The New GM Electric Convertible Is Only $4,400?
Don’t let its small stature fool you – the Hong Guang Mini EV has been hugely successful due to its small price tag, and you might argue, “well, yeah, it’s cheap,” which is technically true. This car, however – which has been called a micro-compact four-seater – is part of GM’s Chinese joint venture brand Wuling and has been wildly popular across China.
The car has been the top-selling electric vehicle in the country as of late, largely in part because of its affordable price tag. One such reason that appeals to buyers? Its nimble size. In a country pressed for space, especially on the road, compact vehicles are the ideal choice. This is in stark contrast to the United States where cars are growing past the point of fitting into a standard garage, but you don’t hear anyone complaining about that here. Just avoid getting on the 101 or 405 in California at any time of day.
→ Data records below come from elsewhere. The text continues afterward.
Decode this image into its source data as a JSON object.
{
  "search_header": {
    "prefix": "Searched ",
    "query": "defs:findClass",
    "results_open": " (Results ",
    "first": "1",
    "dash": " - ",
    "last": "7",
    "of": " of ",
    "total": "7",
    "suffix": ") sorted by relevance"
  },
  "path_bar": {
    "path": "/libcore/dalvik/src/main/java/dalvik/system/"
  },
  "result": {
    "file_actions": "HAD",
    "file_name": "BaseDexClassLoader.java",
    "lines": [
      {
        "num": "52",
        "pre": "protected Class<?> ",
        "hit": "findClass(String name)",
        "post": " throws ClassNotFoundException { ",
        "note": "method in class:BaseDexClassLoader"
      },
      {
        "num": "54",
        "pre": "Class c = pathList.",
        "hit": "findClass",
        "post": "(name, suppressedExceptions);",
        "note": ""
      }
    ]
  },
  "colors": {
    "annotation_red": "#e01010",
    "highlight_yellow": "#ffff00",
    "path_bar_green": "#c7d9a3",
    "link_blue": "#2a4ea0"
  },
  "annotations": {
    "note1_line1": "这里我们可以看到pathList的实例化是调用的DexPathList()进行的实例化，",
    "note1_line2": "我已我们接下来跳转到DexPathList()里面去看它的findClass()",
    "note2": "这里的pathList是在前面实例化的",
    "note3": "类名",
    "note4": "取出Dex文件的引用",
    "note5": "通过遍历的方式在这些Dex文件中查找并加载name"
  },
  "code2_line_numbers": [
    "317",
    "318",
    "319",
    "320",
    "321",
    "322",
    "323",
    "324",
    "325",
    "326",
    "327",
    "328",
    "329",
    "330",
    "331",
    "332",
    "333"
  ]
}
Because of the brands success, the Hong Guang mini EV Cabrio convertible will soon debut at the Auto Shanghai show later this week, and GM wanted to appeal to those looking for a new look by losing the roof.
While many of us won’t agree with its style or that it’s electric, a car at this price point could help a lot of people get rolling. If the car were to debut in the United States, many people who can’t afford a car could get themselves a new set of wheels to get to work, go to the store, or take care of the other various other needs they have.
Teaser images released by General Motors show us that the convertible model will stick closely to the coupes version design. However, it’ll lose the back seats and offer a restyled front end, lower door panels, and a new dashboard with a widescreen display unit that boasts a digital instrument cluster and infotainment screen.
General Motors has remained tight-lipped about the technical details, but we do know the hardtop model will be about ten feet long, will have a range of 106 miles, and can achieve speeds of 62 mph. Again, this may not be everyone’s cup of tea per se, but if this were to reach our shores, it would help a lot of people who rely on public transportation for short distances to be more independent, but it likely wouldn’t do well in the American market because of it’s limited speed and distance.
For now, the convertible will remain a “concept” in China, but the automotive news outlet Autohome has reported the vehicle will eventually make it to production.